A surprise appearance by the American Psychiatric Association has created one of the latest stars of our presidential campaign slogfest. At least in this writer's mind. They haven't exactly been a key player in the race, but it makes perfect sense at this point. The Association has issued a reminder warning to psychiatrists across the country: "No psychoanalyzing Donald Trump". That's a pretty tough call.
Little did Trump know about something already known in shrink circles as the Goldwater Rule. It prohibits psychiatrists from offering opinions on someone they haven't personally evaluated, and grew out of Senator Barry Goldwater's 1964 presidential campaign. Goldwater was an out of the box right wing Republican politician, so much so that the candidate bashing of that era got out of hand. It included a large group of generally surveyed psychiatrists who agreed that Goldwater was psychologically unfit to be President. And he hadn't visited any of their couches.
That the American Psychiatric Association has felt the need to make their official "unethical" stamp public again last week says even more about our current Republican candidate and the times we now live in. After this election, they may feel the need to create an updated rule and re-brand it the Trump Rule.
For the rest of us not formally trained in the mental health field, it's gotten close to impossible not to analyze Donald Trump's behavior. Whether it's your friends or neighbors or the President of the United States, almost everyone has an analytic opinion of him. But that's only part of the picture. It's the impact his words and behavior are having on others, here and around the world, that remains of most concern.
The first piece I wrote for this blog in October of last year, The 2016 Presidential Campaign and Our Kids, focused on what had already become a contentious campaign and its potential effects on our kids. The original post was updated months later with 2016 Presidential Campaign and Our Kids - Take 2 when a formal study showed the fear factor emanating from the campaign had definitively spread to teachers as well as their students. The mere mention of Trump's name caused anxiety in some children.
And it hasn't gotten any better. Several weeks ago I was walking into our local supermarket at the same time as a young family. They had a beautiful little girl in their arms, and I took a minute to share a compliment. We began to briefly chat. They asked about something in the neighborhood, and I spontaneously asked where they were from. It was the pause before their answer came that said so much. "We're from Mexico" they replied a bit too softly, as if they had something to hide. They did not. Each worked for the World Bank, but it made no difference.
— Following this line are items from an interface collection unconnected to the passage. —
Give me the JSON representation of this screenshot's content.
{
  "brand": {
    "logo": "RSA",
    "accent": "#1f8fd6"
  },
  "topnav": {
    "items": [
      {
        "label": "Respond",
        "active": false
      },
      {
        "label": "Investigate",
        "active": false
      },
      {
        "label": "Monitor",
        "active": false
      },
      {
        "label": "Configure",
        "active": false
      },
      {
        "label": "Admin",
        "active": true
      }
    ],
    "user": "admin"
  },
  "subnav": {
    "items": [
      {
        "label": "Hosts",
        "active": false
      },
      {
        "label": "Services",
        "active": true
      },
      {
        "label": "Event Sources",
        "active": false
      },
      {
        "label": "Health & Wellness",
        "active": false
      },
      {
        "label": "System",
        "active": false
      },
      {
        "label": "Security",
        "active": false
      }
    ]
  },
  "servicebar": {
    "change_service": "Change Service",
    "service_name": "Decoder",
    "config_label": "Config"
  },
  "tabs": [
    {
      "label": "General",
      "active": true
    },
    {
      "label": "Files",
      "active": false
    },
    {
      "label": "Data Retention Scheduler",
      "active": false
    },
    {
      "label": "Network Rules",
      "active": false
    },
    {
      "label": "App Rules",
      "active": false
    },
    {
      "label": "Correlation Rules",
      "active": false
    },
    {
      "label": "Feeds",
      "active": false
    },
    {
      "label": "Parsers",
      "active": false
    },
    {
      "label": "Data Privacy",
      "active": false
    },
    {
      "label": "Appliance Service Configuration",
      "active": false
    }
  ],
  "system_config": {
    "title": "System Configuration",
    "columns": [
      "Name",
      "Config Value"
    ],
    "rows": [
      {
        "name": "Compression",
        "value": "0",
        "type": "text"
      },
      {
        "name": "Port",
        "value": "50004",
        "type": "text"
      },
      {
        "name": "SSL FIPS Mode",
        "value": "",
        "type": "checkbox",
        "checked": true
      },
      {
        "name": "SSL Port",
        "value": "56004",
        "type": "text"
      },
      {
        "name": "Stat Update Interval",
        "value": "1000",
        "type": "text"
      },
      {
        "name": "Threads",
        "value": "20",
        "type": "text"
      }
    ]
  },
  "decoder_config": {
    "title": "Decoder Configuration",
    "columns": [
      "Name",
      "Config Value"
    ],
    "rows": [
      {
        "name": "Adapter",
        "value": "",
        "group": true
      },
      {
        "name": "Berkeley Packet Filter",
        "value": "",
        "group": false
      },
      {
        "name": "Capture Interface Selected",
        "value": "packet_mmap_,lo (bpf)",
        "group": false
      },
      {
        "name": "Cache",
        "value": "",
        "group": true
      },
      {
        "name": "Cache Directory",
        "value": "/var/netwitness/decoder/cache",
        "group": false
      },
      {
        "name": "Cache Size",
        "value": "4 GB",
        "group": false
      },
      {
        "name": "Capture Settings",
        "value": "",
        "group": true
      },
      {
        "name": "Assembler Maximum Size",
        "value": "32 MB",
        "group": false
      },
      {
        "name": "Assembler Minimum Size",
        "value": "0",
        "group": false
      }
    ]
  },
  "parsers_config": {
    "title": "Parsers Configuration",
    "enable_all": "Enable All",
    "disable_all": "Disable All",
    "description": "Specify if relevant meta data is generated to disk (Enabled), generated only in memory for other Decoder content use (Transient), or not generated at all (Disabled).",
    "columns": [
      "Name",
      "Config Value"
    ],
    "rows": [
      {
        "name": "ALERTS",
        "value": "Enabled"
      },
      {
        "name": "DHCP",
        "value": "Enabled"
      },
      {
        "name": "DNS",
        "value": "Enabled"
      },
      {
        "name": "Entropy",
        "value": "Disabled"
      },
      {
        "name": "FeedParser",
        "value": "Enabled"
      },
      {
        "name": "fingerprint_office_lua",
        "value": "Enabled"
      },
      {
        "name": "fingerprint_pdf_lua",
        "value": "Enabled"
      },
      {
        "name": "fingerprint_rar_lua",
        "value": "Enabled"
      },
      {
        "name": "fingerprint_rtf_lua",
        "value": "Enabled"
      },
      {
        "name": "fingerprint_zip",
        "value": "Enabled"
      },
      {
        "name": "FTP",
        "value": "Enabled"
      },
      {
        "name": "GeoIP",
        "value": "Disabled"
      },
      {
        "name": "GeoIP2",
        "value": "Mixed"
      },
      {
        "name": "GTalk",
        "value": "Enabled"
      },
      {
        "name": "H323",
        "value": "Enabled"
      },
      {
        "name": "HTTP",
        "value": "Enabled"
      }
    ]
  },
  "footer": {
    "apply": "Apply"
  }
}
I've grown weary of hearing excuses for Donald Trump's bad behavior. How he's just not politically correct. Or of how his campaign is disruptive politics. He's not an establishment politician. Or he can't control himself. It's time for Donald Trump to take responsibility for his actions and be held accountable. That's what we teach our kids, isn't it? There are no 'buts' or excuses. Either you shape up or there's a consequence.